I knew she would be good, but I could never have guessed how good - how successful and prescient Kimberley would be as a Labor senator.
Her small office put nearly 12,000 questions on notice into the Morrison Government this Parliament.
She ferociously scrutinised Government waste in the NBN.
She was concerned about Putin and for years the chief advocate of Australia developing Magnitsky laws.
She used her position to stand up for China’s Muslim Uyghurs.
For the Tibetans.
For the brave pro-democracy activists of Hong Kong.
For the people of Ukraine
And for what she saw as our debt still owing to the people of Afghanistan.
I’d like to elaborate on that last point.
On August 15 last year the Taliban captured Kabul.
On August 22 a young 17-year-old VCE student from Cranbourne, Sam Daryabi, contacted me about his brother’s fiancee. Sam’s brother was in Melbourne but his brother’s fiancee was stranded in Afghanistan.
Her name was Roya and she was an ethnic Hazara - one of the groups targeted and massacred by the Taliban.
Roya was outside the eastern gate of Kabul Airport wanting to flee but crouched in ditches of septic water along with thousands of other refugees.
Knowing of Kimberley’s extensive network of security and international contacts I made her aware of Roya’s story.
She instantly leapt into action and obtained a temporary visa for Roya and got it to Sam who emailed it to his sister in law outside the gate.
But there was another challenge. How to get Roya, even with valid visa, through the Taliban and NATO forces and the ADF armed forces surrounding the airport.
Kimberley had a brainwave. She got Roya to photograph herself in a yellow scarf and then sent it to us and then Kimberley managed to get that photo to an Australian soldier at the gate.
(Only Kimberley could combine good works, international intrigue and fashion sense in such a way.)
When Roya presented with her visa and in her yellow scarf the soldier ushered her through the lines and onto one of the last Hercules out of Kabul and into Dubai.
Roya is safe and she has started her new life in Melbourne.
Roya is here today and she is wearing that yellow scarf as a tribute to Kimberley Kitching who saved her life.
She is not the only one.

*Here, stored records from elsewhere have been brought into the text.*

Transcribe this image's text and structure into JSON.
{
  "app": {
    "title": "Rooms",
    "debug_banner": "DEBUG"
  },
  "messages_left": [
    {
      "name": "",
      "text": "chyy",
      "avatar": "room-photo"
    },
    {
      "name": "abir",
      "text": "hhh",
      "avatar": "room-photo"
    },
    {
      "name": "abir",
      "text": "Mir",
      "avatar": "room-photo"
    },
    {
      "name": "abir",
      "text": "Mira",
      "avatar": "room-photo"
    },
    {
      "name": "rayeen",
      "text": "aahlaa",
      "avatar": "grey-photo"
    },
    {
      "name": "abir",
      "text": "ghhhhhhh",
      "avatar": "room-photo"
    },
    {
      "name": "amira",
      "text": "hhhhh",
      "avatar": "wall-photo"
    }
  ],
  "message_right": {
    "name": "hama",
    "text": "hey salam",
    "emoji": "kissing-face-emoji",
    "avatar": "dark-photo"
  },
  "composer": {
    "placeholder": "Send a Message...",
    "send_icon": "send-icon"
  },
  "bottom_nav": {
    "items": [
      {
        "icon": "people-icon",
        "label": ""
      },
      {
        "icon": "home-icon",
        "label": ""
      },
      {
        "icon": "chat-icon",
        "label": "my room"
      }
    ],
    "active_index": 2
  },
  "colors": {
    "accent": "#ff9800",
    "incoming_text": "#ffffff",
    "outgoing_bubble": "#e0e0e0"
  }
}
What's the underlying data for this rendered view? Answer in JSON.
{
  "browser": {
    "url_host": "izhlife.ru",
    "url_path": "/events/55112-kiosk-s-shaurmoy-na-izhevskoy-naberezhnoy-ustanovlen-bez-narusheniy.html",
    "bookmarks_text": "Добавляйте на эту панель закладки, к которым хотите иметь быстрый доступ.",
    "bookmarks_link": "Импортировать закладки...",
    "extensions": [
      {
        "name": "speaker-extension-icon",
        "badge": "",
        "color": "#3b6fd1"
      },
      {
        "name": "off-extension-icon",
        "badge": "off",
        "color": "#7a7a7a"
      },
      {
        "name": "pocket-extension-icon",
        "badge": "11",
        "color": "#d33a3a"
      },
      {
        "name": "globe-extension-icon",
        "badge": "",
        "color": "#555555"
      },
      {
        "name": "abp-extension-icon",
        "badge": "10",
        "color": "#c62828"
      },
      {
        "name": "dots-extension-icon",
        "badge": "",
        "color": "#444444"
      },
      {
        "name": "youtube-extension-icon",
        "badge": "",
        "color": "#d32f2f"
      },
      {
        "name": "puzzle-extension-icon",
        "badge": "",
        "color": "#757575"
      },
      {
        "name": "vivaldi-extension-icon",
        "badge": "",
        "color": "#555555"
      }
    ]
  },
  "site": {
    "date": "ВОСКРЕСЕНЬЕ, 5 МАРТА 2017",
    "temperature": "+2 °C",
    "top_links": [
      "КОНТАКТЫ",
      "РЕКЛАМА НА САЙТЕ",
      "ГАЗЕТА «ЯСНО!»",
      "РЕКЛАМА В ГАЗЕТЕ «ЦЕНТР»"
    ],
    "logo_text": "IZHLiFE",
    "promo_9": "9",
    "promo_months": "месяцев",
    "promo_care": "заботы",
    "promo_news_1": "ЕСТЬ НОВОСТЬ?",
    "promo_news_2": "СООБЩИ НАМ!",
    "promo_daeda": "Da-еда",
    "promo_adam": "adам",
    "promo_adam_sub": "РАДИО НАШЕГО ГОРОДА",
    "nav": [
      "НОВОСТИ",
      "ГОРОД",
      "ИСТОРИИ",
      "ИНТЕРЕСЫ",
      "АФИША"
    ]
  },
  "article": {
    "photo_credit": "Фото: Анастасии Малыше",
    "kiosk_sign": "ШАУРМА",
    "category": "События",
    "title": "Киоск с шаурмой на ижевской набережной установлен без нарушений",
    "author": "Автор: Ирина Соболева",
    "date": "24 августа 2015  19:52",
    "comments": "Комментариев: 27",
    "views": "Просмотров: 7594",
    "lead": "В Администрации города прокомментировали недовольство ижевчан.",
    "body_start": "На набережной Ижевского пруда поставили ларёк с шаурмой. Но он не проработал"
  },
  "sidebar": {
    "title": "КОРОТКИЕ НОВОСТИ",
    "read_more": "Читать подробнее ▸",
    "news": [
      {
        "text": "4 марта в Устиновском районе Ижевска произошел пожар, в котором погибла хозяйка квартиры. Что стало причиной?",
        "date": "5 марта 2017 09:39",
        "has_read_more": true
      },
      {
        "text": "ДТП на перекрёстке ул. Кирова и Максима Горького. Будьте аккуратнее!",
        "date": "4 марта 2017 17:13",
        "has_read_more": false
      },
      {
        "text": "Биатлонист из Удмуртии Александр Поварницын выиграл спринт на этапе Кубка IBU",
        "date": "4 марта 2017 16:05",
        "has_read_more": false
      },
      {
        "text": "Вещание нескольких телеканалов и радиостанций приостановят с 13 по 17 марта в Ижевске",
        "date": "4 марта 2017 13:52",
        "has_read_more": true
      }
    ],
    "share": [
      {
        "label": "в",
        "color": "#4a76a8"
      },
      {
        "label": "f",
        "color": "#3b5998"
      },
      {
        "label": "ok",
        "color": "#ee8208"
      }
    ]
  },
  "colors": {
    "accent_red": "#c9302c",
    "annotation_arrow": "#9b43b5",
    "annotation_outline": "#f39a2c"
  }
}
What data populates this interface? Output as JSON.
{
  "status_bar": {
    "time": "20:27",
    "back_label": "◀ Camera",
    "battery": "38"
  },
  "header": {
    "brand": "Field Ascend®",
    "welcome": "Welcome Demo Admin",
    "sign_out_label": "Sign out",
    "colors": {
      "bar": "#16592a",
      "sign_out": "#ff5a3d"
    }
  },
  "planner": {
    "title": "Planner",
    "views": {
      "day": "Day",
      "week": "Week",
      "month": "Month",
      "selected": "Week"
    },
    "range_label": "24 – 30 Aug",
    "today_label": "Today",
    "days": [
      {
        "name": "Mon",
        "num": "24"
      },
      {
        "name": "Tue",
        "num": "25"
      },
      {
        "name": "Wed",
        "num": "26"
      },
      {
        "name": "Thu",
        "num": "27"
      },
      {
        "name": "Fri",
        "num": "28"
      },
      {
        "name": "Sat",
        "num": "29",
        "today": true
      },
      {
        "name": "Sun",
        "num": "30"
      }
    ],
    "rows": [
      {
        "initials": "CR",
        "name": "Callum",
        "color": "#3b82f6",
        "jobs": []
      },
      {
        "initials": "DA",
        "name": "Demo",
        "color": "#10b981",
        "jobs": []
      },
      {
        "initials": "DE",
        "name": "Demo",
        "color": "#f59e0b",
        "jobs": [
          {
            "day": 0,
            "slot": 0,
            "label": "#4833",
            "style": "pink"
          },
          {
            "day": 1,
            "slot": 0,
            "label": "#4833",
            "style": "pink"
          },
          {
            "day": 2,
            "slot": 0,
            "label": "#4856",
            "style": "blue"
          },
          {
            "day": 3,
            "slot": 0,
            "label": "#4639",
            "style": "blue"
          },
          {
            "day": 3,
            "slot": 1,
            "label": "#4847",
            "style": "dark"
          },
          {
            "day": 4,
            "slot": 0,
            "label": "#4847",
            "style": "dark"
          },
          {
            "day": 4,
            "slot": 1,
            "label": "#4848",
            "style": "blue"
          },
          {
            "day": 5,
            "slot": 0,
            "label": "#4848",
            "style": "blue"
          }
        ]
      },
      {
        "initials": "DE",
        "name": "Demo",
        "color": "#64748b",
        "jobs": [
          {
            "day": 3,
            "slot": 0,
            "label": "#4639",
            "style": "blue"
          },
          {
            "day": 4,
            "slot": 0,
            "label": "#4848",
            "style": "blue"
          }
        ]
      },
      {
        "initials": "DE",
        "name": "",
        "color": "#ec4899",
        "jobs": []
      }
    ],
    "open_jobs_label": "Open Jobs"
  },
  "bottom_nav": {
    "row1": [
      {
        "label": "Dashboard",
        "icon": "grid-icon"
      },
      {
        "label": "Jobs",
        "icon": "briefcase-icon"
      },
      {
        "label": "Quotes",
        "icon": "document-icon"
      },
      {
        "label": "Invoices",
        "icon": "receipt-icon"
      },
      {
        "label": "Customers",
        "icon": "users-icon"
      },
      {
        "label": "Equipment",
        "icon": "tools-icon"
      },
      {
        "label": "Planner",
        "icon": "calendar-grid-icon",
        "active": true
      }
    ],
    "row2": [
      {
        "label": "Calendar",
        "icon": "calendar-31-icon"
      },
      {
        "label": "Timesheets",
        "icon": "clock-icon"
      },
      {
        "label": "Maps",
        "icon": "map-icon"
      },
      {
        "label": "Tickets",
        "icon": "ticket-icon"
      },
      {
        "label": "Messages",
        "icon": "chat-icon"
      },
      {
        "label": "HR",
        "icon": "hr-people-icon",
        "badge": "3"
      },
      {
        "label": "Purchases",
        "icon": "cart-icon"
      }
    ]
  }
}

Kimberley helped rescue 30 different people as Kabul fell.
Women, academics, democratic politicians, student activists.
Thirty separate lives changed - saved - because of Kimberley.
What a legacy.
Kimberley was snatched from us, at 52, too young, at the halfway mark of her remarkable potential.
But we can see, particularly, in painful hindsight how much she knew how to live.
The absence of fear, malice or jealousy.
But beyond all that - Love.
She knew life was about love.
Her love for Andrew, her love for her friends, her open, unguarded warmth for strangers who were usually destined to become friends and then beloved friends.
The love that freedom fighters around the world are driven by.
The love that when we are at our best is behind our Labor values.
The love that is sometimes dangerous.
The love that grounds altruism, conviction and principle.
That is our Kimberley Kitching.
Rest in peace, dear friend.